We continue, led onwards by the necessary dynamics of the nature of learning, beyond the rough and poorly sketched paraphernalia of pedagogical artefacts and materiality, beyond even the enacted and interweaving multiple identity complexes of the whole-person humans that inhabit the space, into that holy of holies, the Temple of Apollo, the Light Beyond the Veil: the mind of the language learner itself. Here, what objectivity can be perceived, let alone claimed, owned and labelled ‘empirical’? As think-aloud study after think-aloud study has proven, thoughtfully and loudly, the language learner herself has no clear understanding of what it is that she has just been learning.

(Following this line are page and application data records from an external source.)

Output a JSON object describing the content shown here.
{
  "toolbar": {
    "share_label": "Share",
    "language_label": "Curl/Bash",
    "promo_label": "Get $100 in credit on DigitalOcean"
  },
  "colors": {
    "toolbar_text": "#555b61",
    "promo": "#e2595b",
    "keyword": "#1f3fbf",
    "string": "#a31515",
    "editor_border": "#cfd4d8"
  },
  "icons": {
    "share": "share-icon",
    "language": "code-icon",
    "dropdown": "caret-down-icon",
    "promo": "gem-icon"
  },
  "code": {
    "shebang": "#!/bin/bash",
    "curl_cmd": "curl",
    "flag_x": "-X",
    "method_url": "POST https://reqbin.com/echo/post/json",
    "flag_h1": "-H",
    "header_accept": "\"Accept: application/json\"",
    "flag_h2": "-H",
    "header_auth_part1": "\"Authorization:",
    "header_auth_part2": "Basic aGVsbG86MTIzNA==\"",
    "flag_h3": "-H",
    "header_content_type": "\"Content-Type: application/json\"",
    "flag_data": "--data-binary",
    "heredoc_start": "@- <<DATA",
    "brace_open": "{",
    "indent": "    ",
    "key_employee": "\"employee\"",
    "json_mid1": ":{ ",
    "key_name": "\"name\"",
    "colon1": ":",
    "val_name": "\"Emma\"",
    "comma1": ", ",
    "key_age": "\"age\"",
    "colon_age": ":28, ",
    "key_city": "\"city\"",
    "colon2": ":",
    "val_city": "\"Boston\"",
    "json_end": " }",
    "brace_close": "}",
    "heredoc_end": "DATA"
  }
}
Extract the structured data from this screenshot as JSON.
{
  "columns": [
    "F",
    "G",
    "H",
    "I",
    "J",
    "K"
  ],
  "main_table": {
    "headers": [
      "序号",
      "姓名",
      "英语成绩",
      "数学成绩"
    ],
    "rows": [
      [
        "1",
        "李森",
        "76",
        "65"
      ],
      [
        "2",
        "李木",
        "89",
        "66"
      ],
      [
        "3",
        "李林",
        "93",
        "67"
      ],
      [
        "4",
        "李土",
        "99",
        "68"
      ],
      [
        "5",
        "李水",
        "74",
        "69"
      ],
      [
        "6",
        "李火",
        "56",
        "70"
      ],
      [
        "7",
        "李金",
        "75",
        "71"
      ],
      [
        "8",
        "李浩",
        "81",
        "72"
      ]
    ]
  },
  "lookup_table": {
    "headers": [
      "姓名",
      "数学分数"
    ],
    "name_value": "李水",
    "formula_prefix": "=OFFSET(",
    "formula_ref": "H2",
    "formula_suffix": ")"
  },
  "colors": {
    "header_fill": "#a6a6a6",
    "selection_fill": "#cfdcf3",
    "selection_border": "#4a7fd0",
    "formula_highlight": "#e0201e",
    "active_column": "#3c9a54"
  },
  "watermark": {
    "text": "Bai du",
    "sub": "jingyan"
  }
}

The nature of the cognitive representation of language learning eludes the prying eyes of the scientific method, secreting itself among the high and lofty places of the Land Lost to Empiricism. Whatever syllabus, method or approach is in play in the landscape of the already deconstructed ‘classroom’, whatever piece(s) of language are being enacted, by whatever mode, for whatever pedagogical and/or communicative purpose, there is no knowing whether this ‘unit of learning’ has been learnt, was already known, passed unnoticed, was misunderstood, or was forgotten immediately on presentation. Cast aside, theoreticians of language pedagogy, the false prophets of input, intake, uptake, representation, output and automaticity, cling instead to the shifting shadows and shuffling shapelettes of chaotic-in-their-complexity and cartwheeling-in-their-unclarity images and icons of the unpredictability that is the cognitive representation of the manifestation of the target language.

Now we see clearly: instead of a space populated by well understood roles acting in allegiance to some overlord of language pedagogy, the language classroom lays claim to a far more mysterious, magisterial reality that evades and escapes the grasping vanities of any analysis that might remotely smack of the etic. It is a space apart, unknown and, in its deepest realities, unknowable. And for this we are grateful: that the mystery and majesty of the journey of the language learner can and must remain an as-it-were nebulous plasma of shooting stars, brieflyand at best vaguelyspotted by chance at the farthest edge of the last corner of the uttermost periphery of the astronomer’s wobbling telescope. Continue in your Great and Noble Quest, language learner, and attend your ‘classes’, safe in the knowledge that neither you, nor anyone else, knows what you are doing.

A Lexical Corpus of Alphabet SoupsReed Steiner
The SpecGram Linguistic Advice Collective
SpecGram Vol CLXXXVIII, No 1 Contents